- **REQUIREMENT**
Each record must be written out again exactly. Skip any picture it contains.

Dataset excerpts
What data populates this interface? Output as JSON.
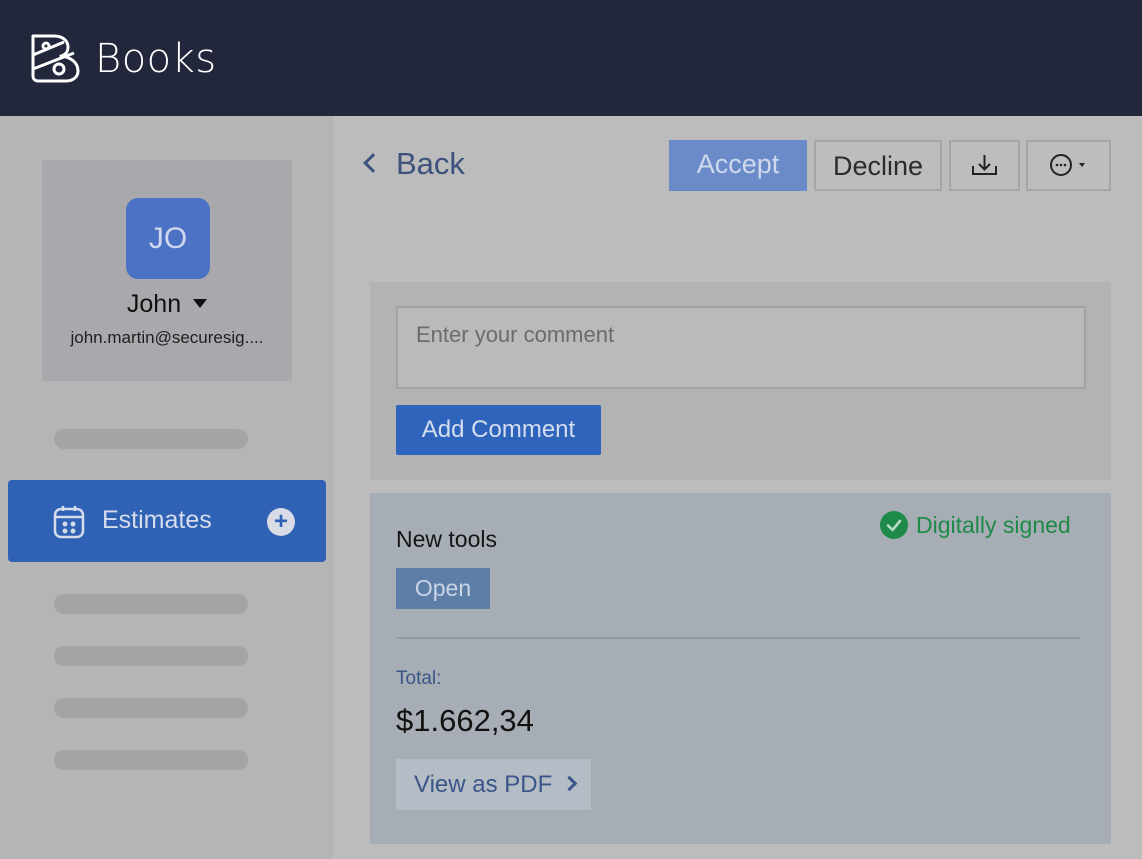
{
  "header": {
    "logo_icon": "books-logo-icon",
    "app_name": "Books"
  },
  "profile": {
    "initials": "JO",
    "name": "John",
    "email": "john.martin@securesig...."
  },
  "nav": {
    "active_item": {
      "label": "Estimates",
      "icon": "calendar-icon",
      "add_icon": "plus-icon"
    }
  },
  "toolbar": {
    "back_label": "Back",
    "accept_label": "Accept",
    "decline_label": "Decline",
    "download_icon": "download-icon",
    "more_icon": "more-options-icon"
  },
  "comment": {
    "placeholder": "Enter your comment",
    "value": "",
    "submit_label": "Add Comment"
  },
  "estimate": {
    "title": "New tools",
    "signed_label": "Digitally signed",
    "status": "Open",
    "total_label": "Total:",
    "total_value": "$1.662,34",
    "view_pdf_label": "View as PDF"
  },
  "colors": {
    "topbar": "#23273b",
    "accent_blue": "#2e64bb",
    "signed_green": "#1d8a4a"
  }
}
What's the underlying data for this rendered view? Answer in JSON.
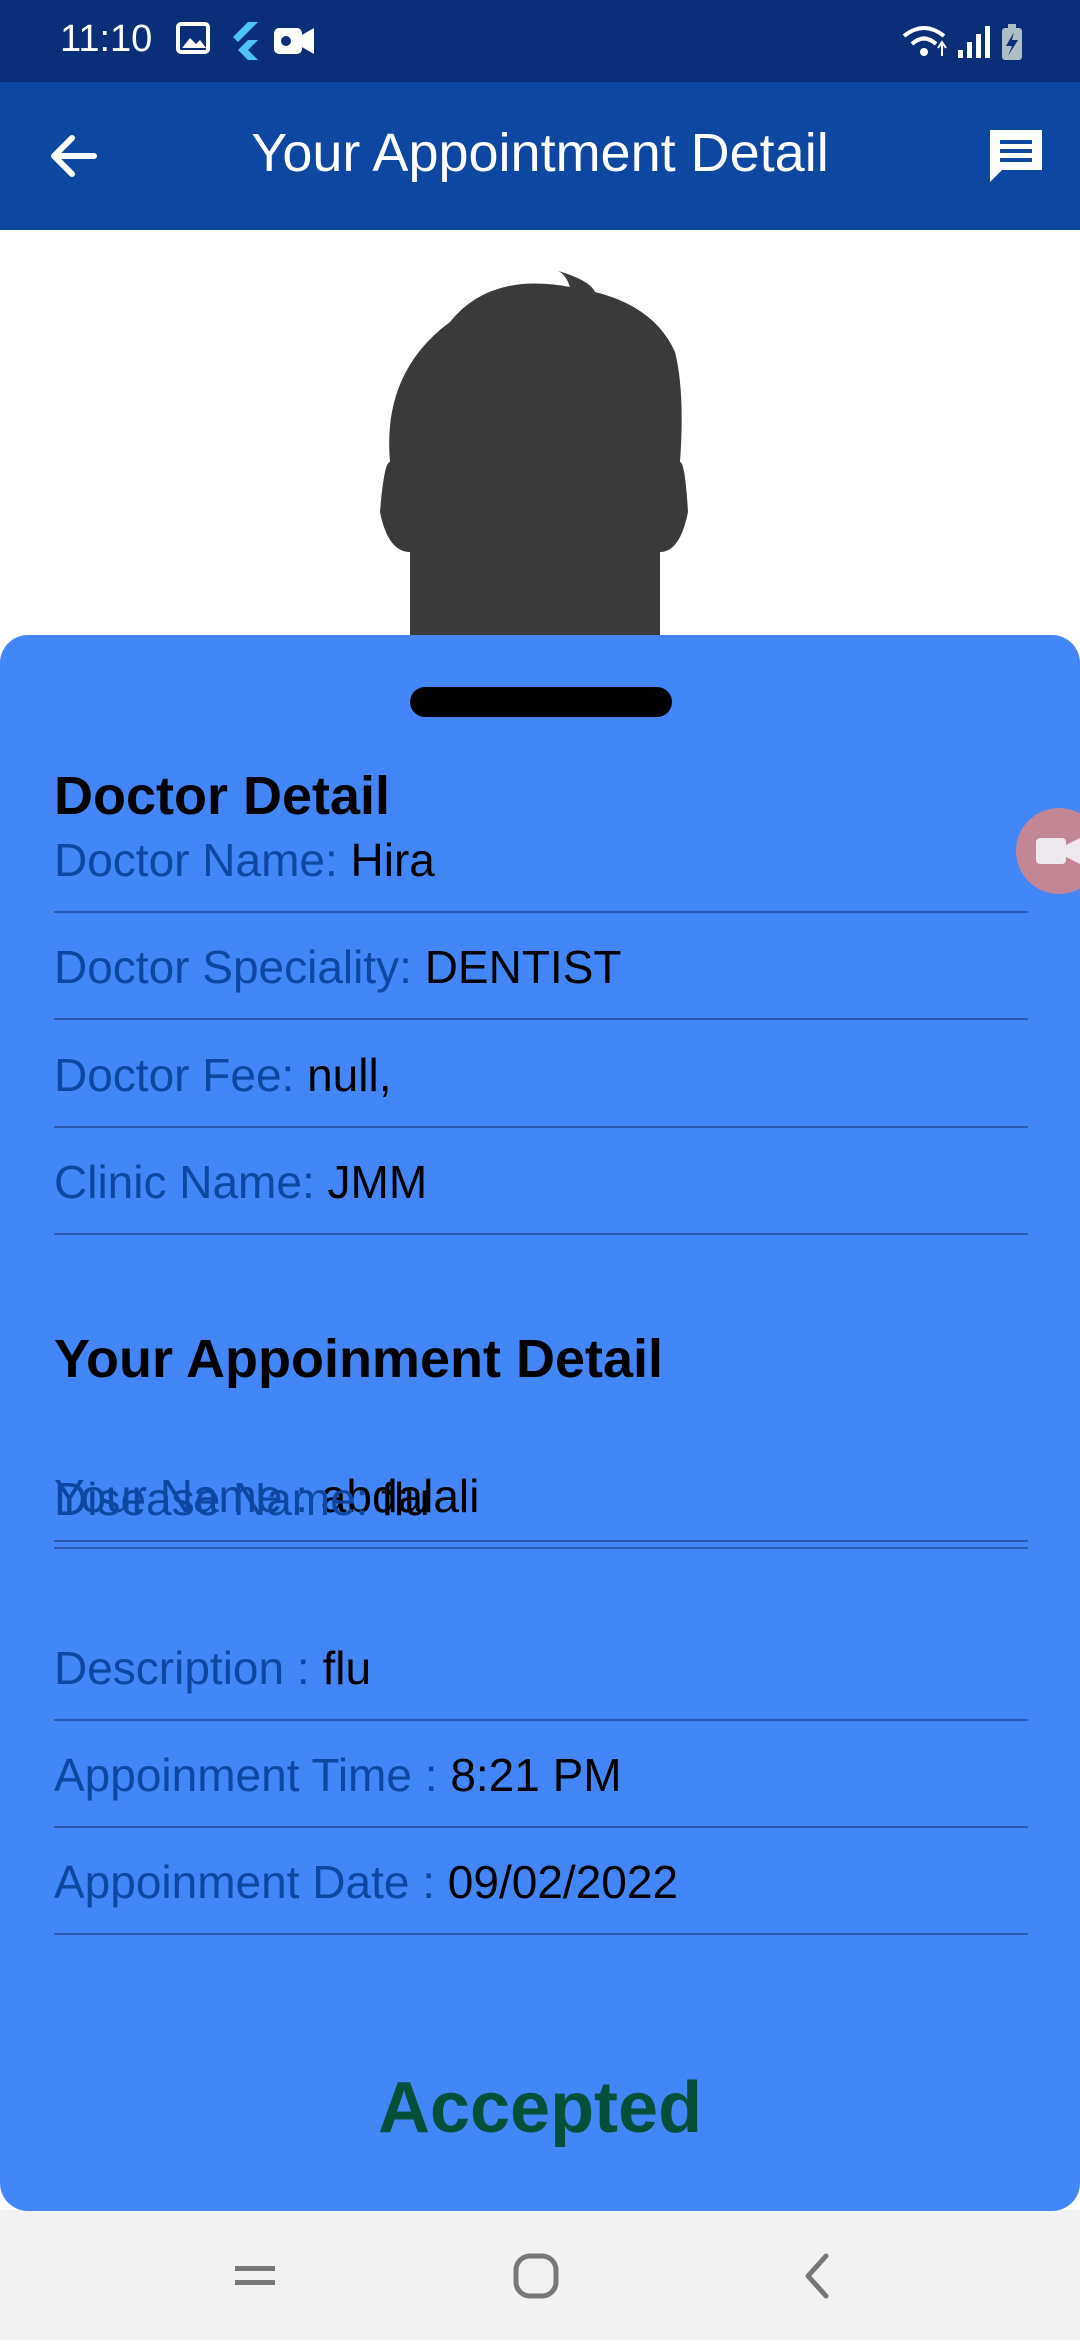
{
  "status_bar": {
    "time": "11:10",
    "left_icons": [
      "image-icon",
      "flutter-icon",
      "video-camera-icon"
    ],
    "right_icons": [
      "wifi-icon",
      "signal-icon",
      "battery-charging-icon"
    ]
  },
  "app_bar": {
    "title": "Your Appointment Detail",
    "back_icon": "arrow-left-icon",
    "chat_icon": "chat-message-icon",
    "color": "#0d47a1"
  },
  "avatar": {
    "icon": "person-silhouette-icon"
  },
  "doctor_section": {
    "title": "Doctor Detail",
    "rows": [
      {
        "label": "Doctor Name: ",
        "value": "Hira"
      },
      {
        "label": "Doctor Speciality: ",
        "value": "DENTIST"
      },
      {
        "label": "Doctor Fee: ",
        "value": "null,"
      },
      {
        "label": "Clinic Name: ",
        "value": "JMM"
      }
    ]
  },
  "appointment_section": {
    "title": "Your Appoinment Detail",
    "rows": [
      {
        "label": "Your Name : ",
        "value": "abdalali"
      },
      {
        "label": "Disease Name: ",
        "value": "flu"
      },
      {
        "label": "Description : ",
        "value": "flu"
      },
      {
        "label": "Appoinment Time : ",
        "value": "8:21 PM"
      },
      {
        "label": "Appoinment Date : ",
        "value": "09/02/2022"
      }
    ]
  },
  "status": {
    "text": "Accepted",
    "color": "#06503a"
  },
  "sheet_color": "#4286f8",
  "nav_bar": {
    "icons": [
      "recent-apps-icon",
      "home-icon",
      "back-icon"
    ]
  }
}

- **ANSWER FOR THE TASK**
What data populates this interface? Output as JSON.
{
  "header": {
    "logo_icon": "books-logo-icon",
    "app_name": "Books"
  },
  "profile": {
    "initials": "JO",
    "name": "John",
    "email": "john.martin@securesig...."
  },
  "nav": {
    "active_item": {
      "label": "Estimates",
      "icon": "calendar-icon",
      "add_icon": "plus-icon"
    }
  },
  "toolbar": {
    "back_label": "Back",
    "accept_label": "Accept",
    "decline_label": "Decline",
    "download_icon": "download-icon",
    "more_icon": "more-options-icon"
  },
  "comment": {
    "placeholder": "Enter your comment",
    "value": "",
    "submit_label": "Add Comment"
  },
  "estimate": {
    "title": "New tools",
    "signed_label": "Digitally signed",
    "status": "Open",
    "total_label": "Total:",
    "total_value": "$1.662,34",
    "view_pdf_label": "View as PDF"
  },
  "colors": {
    "topbar": "#23273b",
    "accent_blue": "#2e64bb",
    "signed_green": "#1d8a4a"
  }
}
What's the underlying data for this rendered view? Answer in JSON.
{
  "status_bar": {
    "time": "11:10",
    "left_icons": [
      "image-icon",
      "flutter-icon",
      "video-camera-icon"
    ],
    "right_icons": [
      "wifi-icon",
      "signal-icon",
      "battery-charging-icon"
    ]
  },
  "app_bar": {
    "title": "Your Appointment Detail",
    "back_icon": "arrow-left-icon",
    "chat_icon": "chat-message-icon",
    "color": "#0d47a1"
  },
  "avatar": {
    "icon": "person-silhouette-icon"
  },
  "doctor_section": {
    "title": "Doctor Detail",
    "rows": [
      {
        "label": "Doctor Name: ",
        "value": "Hira"
      },
      {
        "label": "Doctor Speciality: ",
        "value": "DENTIST"
      },
      {
        "label": "Doctor Fee: ",
        "value": "null,"
      },
      {
        "label": "Clinic Name: ",
        "value": "JMM"
      }
    ]
  },
  "appointment_section": {
    "title": "Your Appoinment Detail",
    "rows": [
      {
        "label": "Your Name : ",
        "value": "abdalali"
      },
      {
        "label": "Disease Name: ",
        "value": "flu"
      },
      {
        "label": "Description : ",
        "value": "flu"
      },
      {
        "label": "Appoinment Time : ",
        "value": "8:21 PM"
      },
      {
        "label": "Appoinment Date : ",
        "value": "09/02/2022"
      }
    ]
  },
  "status": {
    "text": "Accepted",
    "color": "#06503a"
  },
  "sheet_color": "#4286f8",
  "nav_bar": {
    "icons": [
      "recent-apps-icon",
      "home-icon",
      "back-icon"
    ]
  }
}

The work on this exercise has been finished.